* **Problem to work on**:
The lines below, all of them, should be returned exactly as they appear.

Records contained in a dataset
-- -- --

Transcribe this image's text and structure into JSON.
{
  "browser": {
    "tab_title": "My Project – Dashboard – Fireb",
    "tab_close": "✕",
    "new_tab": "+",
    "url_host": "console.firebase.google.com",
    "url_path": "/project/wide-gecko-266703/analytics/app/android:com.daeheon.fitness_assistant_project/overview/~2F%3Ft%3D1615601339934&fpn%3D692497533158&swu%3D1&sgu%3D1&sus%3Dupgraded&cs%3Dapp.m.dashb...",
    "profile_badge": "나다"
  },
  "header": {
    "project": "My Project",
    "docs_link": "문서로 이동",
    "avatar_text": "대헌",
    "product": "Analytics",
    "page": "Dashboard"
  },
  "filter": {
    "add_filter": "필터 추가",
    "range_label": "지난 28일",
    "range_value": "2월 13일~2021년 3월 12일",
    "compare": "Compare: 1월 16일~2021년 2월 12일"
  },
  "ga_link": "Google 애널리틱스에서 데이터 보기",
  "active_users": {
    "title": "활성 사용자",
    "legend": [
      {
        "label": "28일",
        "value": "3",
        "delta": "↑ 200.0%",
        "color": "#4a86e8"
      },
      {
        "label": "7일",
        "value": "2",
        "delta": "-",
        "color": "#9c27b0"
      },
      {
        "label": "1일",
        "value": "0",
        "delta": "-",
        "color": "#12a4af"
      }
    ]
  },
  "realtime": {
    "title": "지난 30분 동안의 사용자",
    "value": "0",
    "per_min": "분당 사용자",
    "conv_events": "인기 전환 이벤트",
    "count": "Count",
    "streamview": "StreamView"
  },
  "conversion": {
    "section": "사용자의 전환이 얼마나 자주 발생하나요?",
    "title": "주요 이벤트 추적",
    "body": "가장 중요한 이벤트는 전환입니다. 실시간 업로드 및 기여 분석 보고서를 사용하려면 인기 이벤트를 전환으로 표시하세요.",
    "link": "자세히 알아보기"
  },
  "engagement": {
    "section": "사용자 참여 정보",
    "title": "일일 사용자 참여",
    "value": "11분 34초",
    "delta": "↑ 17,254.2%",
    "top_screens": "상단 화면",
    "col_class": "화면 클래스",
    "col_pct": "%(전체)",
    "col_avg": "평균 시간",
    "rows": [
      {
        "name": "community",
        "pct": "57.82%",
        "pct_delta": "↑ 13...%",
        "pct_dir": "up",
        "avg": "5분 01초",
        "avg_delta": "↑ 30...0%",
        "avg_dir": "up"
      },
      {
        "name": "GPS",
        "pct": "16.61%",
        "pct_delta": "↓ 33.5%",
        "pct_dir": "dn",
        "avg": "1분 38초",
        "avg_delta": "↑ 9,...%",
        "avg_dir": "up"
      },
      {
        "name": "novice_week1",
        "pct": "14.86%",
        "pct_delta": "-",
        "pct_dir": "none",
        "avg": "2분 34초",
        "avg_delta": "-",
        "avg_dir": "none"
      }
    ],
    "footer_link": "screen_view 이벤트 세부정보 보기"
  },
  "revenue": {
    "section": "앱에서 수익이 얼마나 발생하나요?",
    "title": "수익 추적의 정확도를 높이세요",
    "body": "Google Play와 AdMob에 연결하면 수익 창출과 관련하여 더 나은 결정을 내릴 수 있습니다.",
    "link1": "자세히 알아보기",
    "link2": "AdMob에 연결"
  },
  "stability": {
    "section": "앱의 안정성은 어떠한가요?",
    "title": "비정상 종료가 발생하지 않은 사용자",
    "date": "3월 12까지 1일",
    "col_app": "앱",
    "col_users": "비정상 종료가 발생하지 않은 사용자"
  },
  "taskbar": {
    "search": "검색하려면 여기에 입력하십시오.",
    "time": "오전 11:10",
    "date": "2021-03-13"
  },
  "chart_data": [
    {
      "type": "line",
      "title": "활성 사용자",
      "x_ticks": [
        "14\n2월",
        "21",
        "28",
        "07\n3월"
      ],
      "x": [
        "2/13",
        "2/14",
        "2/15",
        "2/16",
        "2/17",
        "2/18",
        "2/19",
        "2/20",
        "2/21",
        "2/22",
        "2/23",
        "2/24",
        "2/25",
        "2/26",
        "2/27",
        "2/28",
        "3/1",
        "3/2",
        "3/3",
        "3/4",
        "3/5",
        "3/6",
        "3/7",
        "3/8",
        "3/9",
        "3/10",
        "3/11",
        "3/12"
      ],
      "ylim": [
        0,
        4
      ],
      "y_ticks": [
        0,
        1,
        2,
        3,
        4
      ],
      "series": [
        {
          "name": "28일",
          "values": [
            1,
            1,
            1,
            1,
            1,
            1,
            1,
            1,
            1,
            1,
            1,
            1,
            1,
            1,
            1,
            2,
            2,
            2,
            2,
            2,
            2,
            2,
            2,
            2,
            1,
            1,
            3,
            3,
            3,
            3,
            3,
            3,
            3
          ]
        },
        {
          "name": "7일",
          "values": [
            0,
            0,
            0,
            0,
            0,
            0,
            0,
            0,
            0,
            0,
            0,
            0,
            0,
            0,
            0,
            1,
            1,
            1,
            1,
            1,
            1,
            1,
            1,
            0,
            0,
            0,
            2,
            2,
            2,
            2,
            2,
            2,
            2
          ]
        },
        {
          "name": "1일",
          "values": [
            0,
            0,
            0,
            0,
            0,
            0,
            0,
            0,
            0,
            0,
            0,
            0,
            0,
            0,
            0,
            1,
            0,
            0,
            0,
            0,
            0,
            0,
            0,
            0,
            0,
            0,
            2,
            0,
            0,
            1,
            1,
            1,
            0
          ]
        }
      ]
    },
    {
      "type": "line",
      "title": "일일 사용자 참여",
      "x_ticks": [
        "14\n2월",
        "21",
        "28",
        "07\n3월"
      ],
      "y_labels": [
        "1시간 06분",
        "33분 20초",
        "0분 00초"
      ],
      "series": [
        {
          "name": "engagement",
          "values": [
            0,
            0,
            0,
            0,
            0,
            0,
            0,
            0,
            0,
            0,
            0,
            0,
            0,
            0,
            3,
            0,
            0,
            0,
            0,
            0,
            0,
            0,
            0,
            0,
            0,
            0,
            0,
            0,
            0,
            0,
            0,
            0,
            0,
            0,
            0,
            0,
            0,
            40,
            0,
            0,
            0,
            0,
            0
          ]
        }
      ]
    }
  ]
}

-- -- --

* **Exercise output**:
Transcribe this image's text and structure into JSON.
{
  "browser": {
    "tab_title": "My Project – Dashboard – Fireb",
    "tab_close": "✕",
    "new_tab": "+",
    "url_host": "console.firebase.google.com",
    "url_path": "/project/wide-gecko-266703/analytics/app/android:com.daeheon.fitness_assistant_project/overview/~2F%3Ft%3D1615601339934&fpn%3D692497533158&swu%3D1&sgu%3D1&sus%3Dupgraded&cs%3Dapp.m.dashb...",
    "profile_badge": "나다"
  },
  "header": {
    "project": "My Project",
    "docs_link": "문서로 이동",
    "avatar_text": "대헌",
    "product": "Analytics",
    "page": "Dashboard"
  },
  "filter": {
    "add_filter": "필터 추가",
    "range_label": "지난 28일",
    "range_value": "2월 13일~2021년 3월 12일",
    "compare": "Compare: 1월 16일~2021년 2월 12일"
  },
  "ga_link": "Google 애널리틱스에서 데이터 보기",
  "active_users": {
    "title": "활성 사용자",
    "legend": [
      {
        "label": "28일",
        "value": "3",
        "delta": "↑ 200.0%",
        "color": "#4a86e8"
      },
      {
        "label": "7일",
        "value": "2",
        "delta": "-",
        "color": "#9c27b0"
      },
      {
        "label": "1일",
        "value": "0",
        "delta": "-",
        "color": "#12a4af"
      }
    ]
  },
  "realtime": {
    "title": "지난 30분 동안의 사용자",
    "value": "0",
    "per_min": "분당 사용자",
    "conv_events": "인기 전환 이벤트",
    "count": "Count",
    "streamview": "StreamView"
  },
  "conversion": {
    "section": "사용자의 전환이 얼마나 자주 발생하나요?",
    "title": "주요 이벤트 추적",
    "body": "가장 중요한 이벤트는 전환입니다. 실시간 업로드 및 기여 분석 보고서를 사용하려면 인기 이벤트를 전환으로 표시하세요.",
    "link": "자세히 알아보기"
  },
  "engagement": {
    "section": "사용자 참여 정보",
    "title": "일일 사용자 참여",
    "value": "11분 34초",
    "delta": "↑ 17,254.2%",
    "top_screens": "상단 화면",
    "col_class": "화면 클래스",
    "col_pct": "%(전체)",
    "col_avg": "평균 시간",
    "rows": [
      {
        "name": "community",
        "pct": "57.82%",
        "pct_delta": "↑ 13...%",
        "pct_dir": "up",
        "avg": "5분 01초",
        "avg_delta": "↑ 30...0%",
        "avg_dir": "up"
      },
      {
        "name": "GPS",
        "pct": "16.61%",
        "pct_delta": "↓ 33.5%",
        "pct_dir": "dn",
        "avg": "1분 38초",
        "avg_delta": "↑ 9,...%",
        "avg_dir": "up"
      },
      {
        "name": "novice_week1",
        "pct": "14.86%",
        "pct_delta": "-",
        "pct_dir": "none",
        "avg": "2분 34초",
        "avg_delta": "-",
        "avg_dir": "none"
      }
    ],
    "footer_link": "screen_view 이벤트 세부정보 보기"
  },
  "revenue": {
    "section": "앱에서 수익이 얼마나 발생하나요?",
    "title": "수익 추적의 정확도를 높이세요",
    "body": "Google Play와 AdMob에 연결하면 수익 창출과 관련하여 더 나은 결정을 내릴 수 있습니다.",
    "link1": "자세히 알아보기",
    "link2": "AdMob에 연결"
  },
  "stability": {
    "section": "앱의 안정성은 어떠한가요?",
    "title": "비정상 종료가 발생하지 않은 사용자",
    "date": "3월 12까지 1일",
    "col_app": "앱",
    "col_users": "비정상 종료가 발생하지 않은 사용자"
  },
  "taskbar": {
    "search": "검색하려면 여기에 입력하십시오.",
    "time": "오전 11:10",
    "date": "2021-03-13"
  },
  "chart_data": [
    {
      "type": "line",
      "title": "활성 사용자",
      "x_ticks": [
        "14\n2월",
        "21",
        "28",
        "07\n3월"
      ],
      "x": [
        "2/13",
        "2/14",
        "2/15",
        "2/16",
        "2/17",
        "2/18",
        "2/19",
        "2/20",
        "2/21",
        "2/22",
        "2/23",
        "2/24",
        "2/25",
        "2/26",
        "2/27",
        "2/28",
        "3/1",
        "3/2",
        "3/3",
        "3/4",
        "3/5",
        "3/6",
        "3/7",
        "3/8",
        "3/9",
        "3/10",
        "3/11",
        "3/12"
      ],
      "ylim": [
        0,
        4
      ],
      "y_ticks": [
        0,
        1,
        2,
        3,
        4
      ],
      "series": [
        {
          "name": "28일",
          "values": [
            1,
            1,
            1,
            1,
            1,
            1,
            1,
            1,
            1,
            1,
            1,
            1,
            1,
            1,
            1,
            2,
            2,
            2,
            2,
            2,
            2,
            2,
            2,
            2,
            1,
            1,
            3,
            3,
            3,
            3,
            3,
            3,
            3
          ]
        },
        {
          "name": "7일",
          "values": [
            0,
            0,
            0,
            0,
            0,
            0,
            0,
            0,
            0,
            0,
            0,
            0,
            0,
            0,
            0,
            1,
            1,
            1,
            1,
            1,
            1,
            1,
            1,
            0,
            0,
            0,
            2,
            2,
            2,
            2,
            2,
            2,
            2
          ]
        },
        {
          "name": "1일",
          "values": [
            0,
            0,
            0,
            0,
            0,
            0,
            0,
            0,
            0,
            0,
            0,
            0,
            0,
            0,
            0,
            1,
            0,
            0,
            0,
            0,
            0,
            0,
            0,
            0,
            0,
            0,
            2,
            0,
            0,
            1,
            1,
            1,
            0
          ]
        }
      ]
    },
    {
      "type": "line",
      "title": "일일 사용자 참여",
      "x_ticks": [
        "14\n2월",
        "21",
        "28",
        "07\n3월"
      ],
      "y_labels": [
        "1시간 06분",
        "33분 20초",
        "0분 00초"
      ],
      "series": [
        {
          "name": "engagement",
          "values": [
            0,
            0,
            0,
            0,
            0,
            0,
            0,
            0,
            0,
            0,
            0,
            0,
            0,
            0,
            3,
            0,
            0,
            0,
            0,
            0,
            0,
            0,
            0,
            0,
            0,
            0,
            0,
            0,
            0,
            0,
            0,
            0,
            0,
            0,
            0,
            0,
            0,
            40,
            0,
            0,
            0,
            0,
            0
          ]
        }
      ]
    }
  ]
}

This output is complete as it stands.